An impeller is a small but important part of a pumping system. It looks like a little three-dimensional propeller. It draws liquid, mainly water, toward it before expelling it through an outlet pipe. Impellers fall into two classes: single and double suction. Single suction impellers pull water from one side, while double suction models attract water from two sides. Impellers are used in pumps for swimming pools, jet skis, outboard motor boats, washing machines and sump pumps. They tend to need replacing when they cannot revolve due to being clogged with dirt, hair and other debris.
Switch the pump off and remove the plug from the electric socket. Take the pump out of the sump pit.
Remove the screws from the base of the pump.
Unscrew the impeller casing.
Remove the impeller and examine it. If it shows signs of corrosion, replace it with a new one. If it is just clogged, wash it thoroughly under a faucet.
Return the impeller to its casing and secure it.
Put the pump base back and screw it down tightly.
Put the pump back into the sump pit and reattach the outlet pipe.
Turn on the pump and see if the impeller is working. Check that the water level is decreasing.

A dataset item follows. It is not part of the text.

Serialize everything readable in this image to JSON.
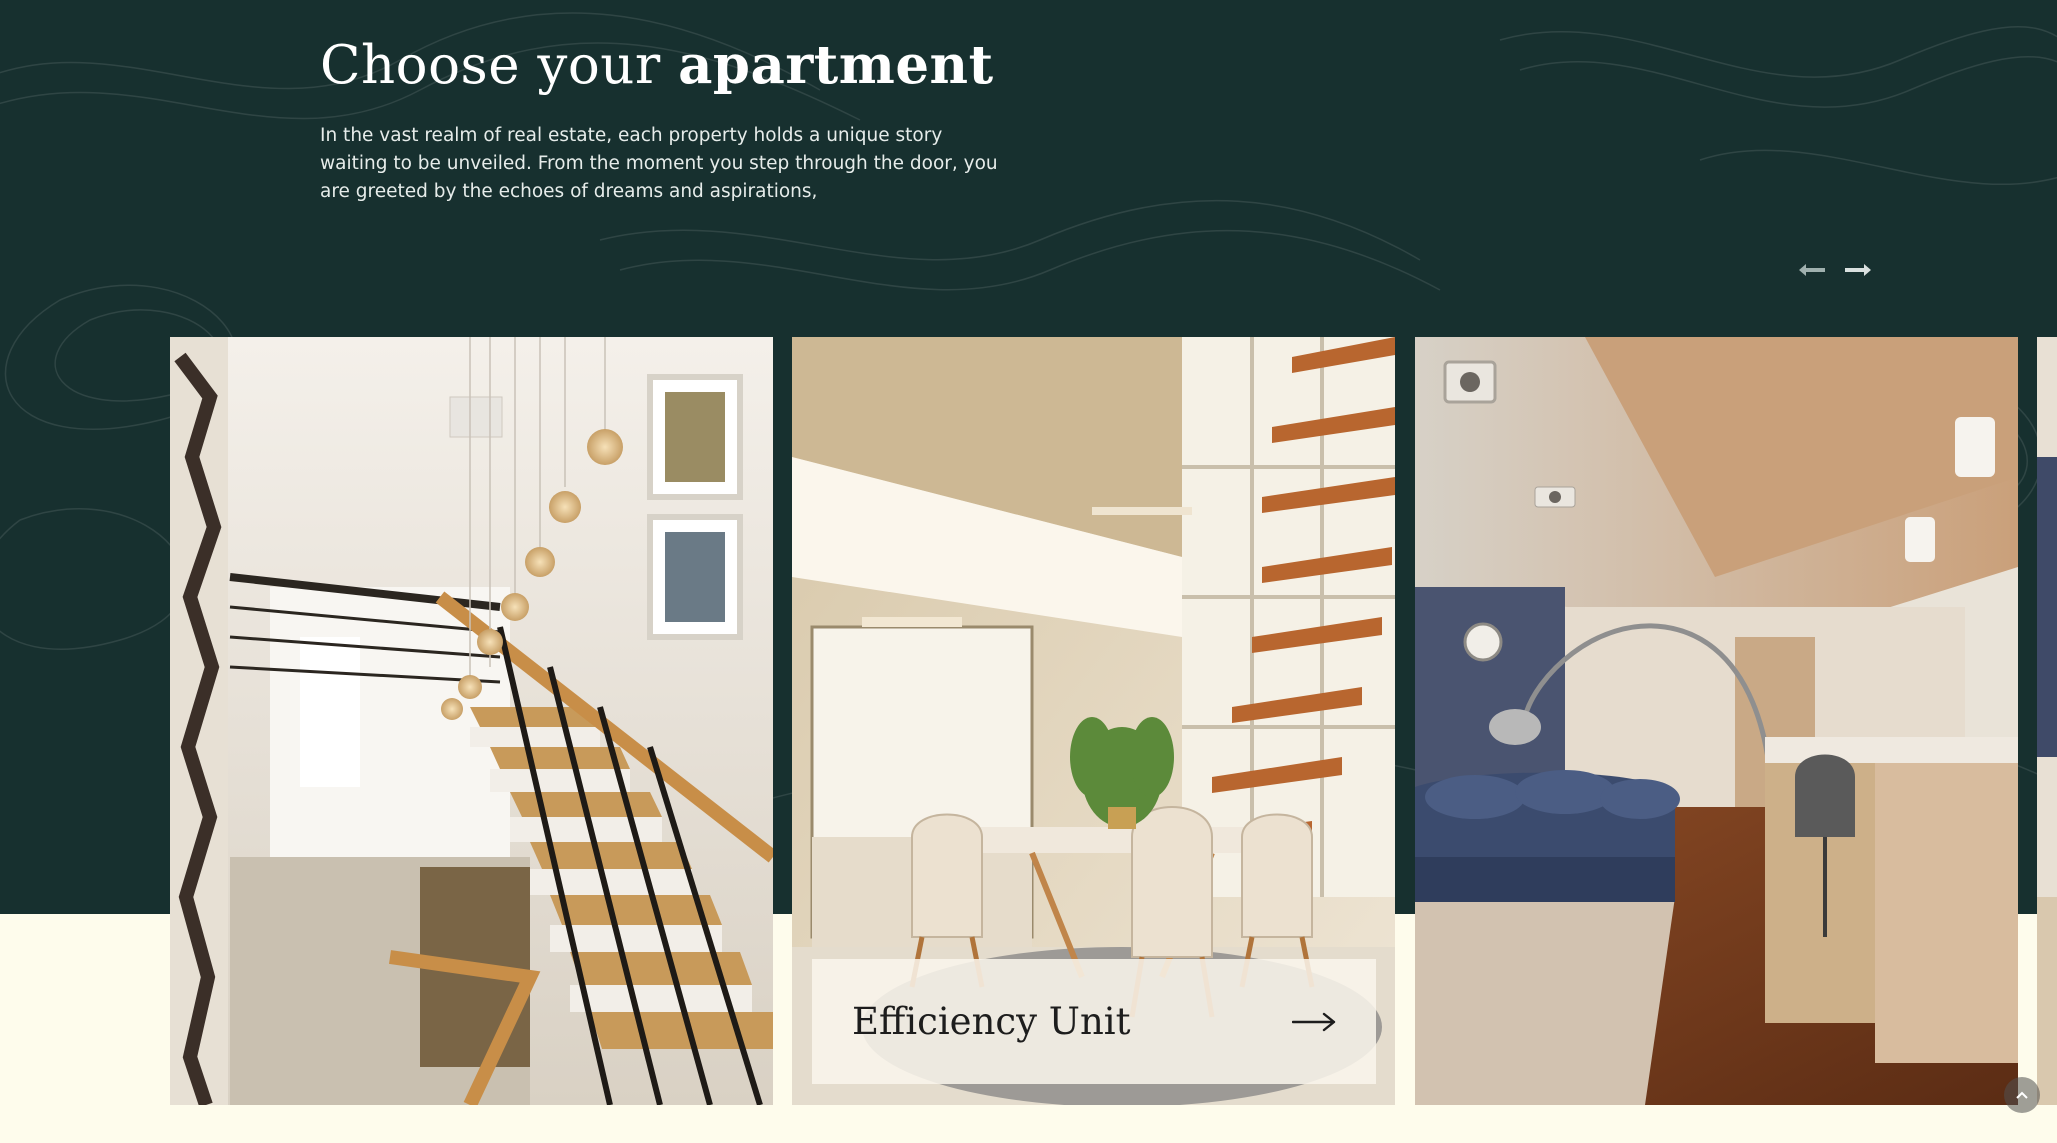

Keep the manufacturer's instructions in a safe and accessible place. To find the impeller, you will need to consult the instructions. To reduce the chances of having the impeller clog again, clean out the sump basin. Always keep a spare impeller handy in case the existing one is damaged or corroded. Make a note of the replacement part number for the impeller and keep it safe.
Make sure your hands are dry before touching the switch and electric socket. Remove the plug after switching off the appliance. Electricity still travels through cable, albeit at a lower charge. To keep from receiving electric shocks, either stand on a rubber mat or wear rubber-soled shoes.